|Taggart lake 2010|
Our small group shuffled through the new powder that settled on Taggart Lake and my mind swirled with visceral memories. Among the snow laden evergreens a memory emerged of trekking behind Jordan, trying to take advantage of his long steps while wondering if he would ever propose to me. When we approached the vast expanse of the flat and frozen lake I remembered posing for a squinty-eyed picture with my new husband, the glacial canyon as our backdrop. As we ascended the steep side of a foothill I thought of my lungs huffing and puffing, my snow pants secured by only a rubber band, making room for Jonah's growing, kicking, form inside of me. Nostalgia accompanied each breath, and for a moment I resented that I was yet again in the Tetons, immersed in beauty, creating another memory.

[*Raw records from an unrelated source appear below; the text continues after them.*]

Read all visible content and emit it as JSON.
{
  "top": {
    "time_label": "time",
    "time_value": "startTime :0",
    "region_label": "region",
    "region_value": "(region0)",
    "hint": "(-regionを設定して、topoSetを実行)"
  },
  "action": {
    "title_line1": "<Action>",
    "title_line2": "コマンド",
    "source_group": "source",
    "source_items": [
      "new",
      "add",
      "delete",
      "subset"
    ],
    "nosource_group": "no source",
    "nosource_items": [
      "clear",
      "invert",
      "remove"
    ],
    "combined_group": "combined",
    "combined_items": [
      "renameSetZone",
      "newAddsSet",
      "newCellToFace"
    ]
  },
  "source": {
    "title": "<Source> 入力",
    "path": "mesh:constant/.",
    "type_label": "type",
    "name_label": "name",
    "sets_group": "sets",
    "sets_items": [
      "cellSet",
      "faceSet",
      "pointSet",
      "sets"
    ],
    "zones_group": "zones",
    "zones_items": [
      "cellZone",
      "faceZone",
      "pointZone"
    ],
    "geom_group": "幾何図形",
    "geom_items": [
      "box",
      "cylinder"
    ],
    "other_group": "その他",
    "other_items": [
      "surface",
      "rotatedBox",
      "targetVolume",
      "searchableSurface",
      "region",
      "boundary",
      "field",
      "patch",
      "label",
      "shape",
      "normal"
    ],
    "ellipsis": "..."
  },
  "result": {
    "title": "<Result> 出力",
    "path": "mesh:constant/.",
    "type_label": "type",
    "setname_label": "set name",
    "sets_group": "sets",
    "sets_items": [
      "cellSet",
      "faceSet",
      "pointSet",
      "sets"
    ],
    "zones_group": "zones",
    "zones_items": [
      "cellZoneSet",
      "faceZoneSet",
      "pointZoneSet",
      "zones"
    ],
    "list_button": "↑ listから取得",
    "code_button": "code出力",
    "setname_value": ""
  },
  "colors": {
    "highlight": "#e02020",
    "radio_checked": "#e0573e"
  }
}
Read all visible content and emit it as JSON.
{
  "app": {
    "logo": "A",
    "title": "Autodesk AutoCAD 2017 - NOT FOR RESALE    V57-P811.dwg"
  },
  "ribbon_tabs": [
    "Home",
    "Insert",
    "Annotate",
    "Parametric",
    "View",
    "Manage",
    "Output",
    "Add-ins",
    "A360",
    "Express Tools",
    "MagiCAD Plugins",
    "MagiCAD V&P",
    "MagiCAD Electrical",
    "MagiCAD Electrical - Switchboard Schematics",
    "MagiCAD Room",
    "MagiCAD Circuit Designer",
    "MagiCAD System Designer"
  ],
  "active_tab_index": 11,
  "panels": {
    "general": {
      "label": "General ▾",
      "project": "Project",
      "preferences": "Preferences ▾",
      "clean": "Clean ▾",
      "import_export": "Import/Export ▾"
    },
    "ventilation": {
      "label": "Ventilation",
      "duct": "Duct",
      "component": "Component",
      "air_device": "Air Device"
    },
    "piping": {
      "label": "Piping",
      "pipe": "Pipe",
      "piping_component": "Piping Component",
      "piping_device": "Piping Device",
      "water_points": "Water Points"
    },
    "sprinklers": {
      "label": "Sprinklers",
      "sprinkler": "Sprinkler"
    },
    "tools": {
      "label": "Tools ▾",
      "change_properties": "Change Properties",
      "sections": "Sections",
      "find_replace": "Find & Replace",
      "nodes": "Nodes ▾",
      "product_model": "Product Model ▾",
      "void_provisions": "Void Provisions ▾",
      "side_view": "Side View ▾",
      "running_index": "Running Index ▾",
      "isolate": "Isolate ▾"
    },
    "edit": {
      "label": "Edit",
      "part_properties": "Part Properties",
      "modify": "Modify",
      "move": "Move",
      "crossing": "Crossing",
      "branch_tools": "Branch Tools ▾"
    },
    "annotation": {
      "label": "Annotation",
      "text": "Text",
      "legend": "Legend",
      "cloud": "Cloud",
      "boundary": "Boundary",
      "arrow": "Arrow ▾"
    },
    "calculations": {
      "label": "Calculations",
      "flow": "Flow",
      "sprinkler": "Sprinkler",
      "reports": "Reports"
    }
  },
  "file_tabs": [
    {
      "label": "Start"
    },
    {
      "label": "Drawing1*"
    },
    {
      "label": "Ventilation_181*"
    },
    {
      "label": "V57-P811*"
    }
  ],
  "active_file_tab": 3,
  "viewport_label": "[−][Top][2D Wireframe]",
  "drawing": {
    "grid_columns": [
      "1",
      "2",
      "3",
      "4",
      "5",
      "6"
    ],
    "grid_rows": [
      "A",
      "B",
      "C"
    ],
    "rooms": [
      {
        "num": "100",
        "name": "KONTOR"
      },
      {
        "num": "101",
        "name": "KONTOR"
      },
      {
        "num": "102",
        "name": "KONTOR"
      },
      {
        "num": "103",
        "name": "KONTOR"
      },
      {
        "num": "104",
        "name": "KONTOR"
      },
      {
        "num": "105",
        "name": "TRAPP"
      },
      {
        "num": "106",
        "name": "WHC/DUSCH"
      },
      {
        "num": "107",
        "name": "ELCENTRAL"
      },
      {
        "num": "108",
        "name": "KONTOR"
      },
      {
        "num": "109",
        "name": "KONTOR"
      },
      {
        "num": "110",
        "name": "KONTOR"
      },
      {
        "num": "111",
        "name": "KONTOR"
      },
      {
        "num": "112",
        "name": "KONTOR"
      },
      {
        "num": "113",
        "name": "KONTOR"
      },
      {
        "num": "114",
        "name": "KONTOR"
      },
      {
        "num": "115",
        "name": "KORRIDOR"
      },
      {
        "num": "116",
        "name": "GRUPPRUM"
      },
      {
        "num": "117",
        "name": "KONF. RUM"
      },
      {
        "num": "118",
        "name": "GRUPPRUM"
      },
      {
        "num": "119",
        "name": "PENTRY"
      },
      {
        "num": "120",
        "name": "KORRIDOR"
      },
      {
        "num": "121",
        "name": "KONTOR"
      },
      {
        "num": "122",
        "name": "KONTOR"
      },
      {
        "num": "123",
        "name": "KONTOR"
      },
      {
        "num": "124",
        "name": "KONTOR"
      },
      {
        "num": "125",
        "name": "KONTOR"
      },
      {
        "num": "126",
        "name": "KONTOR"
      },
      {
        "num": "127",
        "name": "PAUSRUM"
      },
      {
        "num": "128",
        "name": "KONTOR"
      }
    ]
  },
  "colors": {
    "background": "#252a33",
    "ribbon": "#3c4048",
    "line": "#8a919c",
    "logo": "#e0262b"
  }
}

It was not a memory I intended to have.
For the past 6 years Jordan and I have made our annual pilgrimage to Jackson with our friends. It is almost a religious experience in that the journey is steeped in ritual. We stop at the same gas stations, go with the same friends, play the same games, eat the same burgers, and we always snowshoe around Taggart Lake in the Tetons. Like religion there is something comforting in the predictable and steady nature of our vacation. We have only neglected our ritual once...last year.
|Taggart Lake 2012|
I didn't expect to be at Taggart Lake again, retracing the labored steps of previous years, up the ravine, down the hill, and across the lake. I felt in many ways like my former self, myself before motherhood, able to spend a day snowshoeing without worry or commitment. I was free to careen down a fresh powdered slope without considering consequences, and yet I knew with each step I was not the same.
I feel older. As I type a fountain of coarse gray hair sprouts from the crown of my head. My belly seems softer. I know how to function on little or no sleep, and I long for a past that I cannot change. I am a different person now.
As the resentment followed me around the lake, I wished for a different present, a present that involved my child. I looked at Jordan and wondered if he felt the same. I watched his mountain goat body step steadily through the snow. I laughed as he cracked jokes and climbed boulders. I saw him differently than I did two years ago. I began to recognize that a change of perspective has joined our change of circumstance.
Indeed I am not the same person. My love for Jordan is deeper, more confident, and more honest. We have been tied together by our love for Jonah and through the trials of life. The love I have for my friends feels less selfish, less self-serving. I have a sense that time is fleeting and that the moment is all I am promised. As I hiked I tried to push away resentment and to make the most of this new familiar memory, and the ritual of our journey. I decided to carry Jonah around the lake with me, like I did before, as part of my body and soul, and as part of the new person I have become.
Change is the essence of life. Be willing to surrender what you are for what you could become.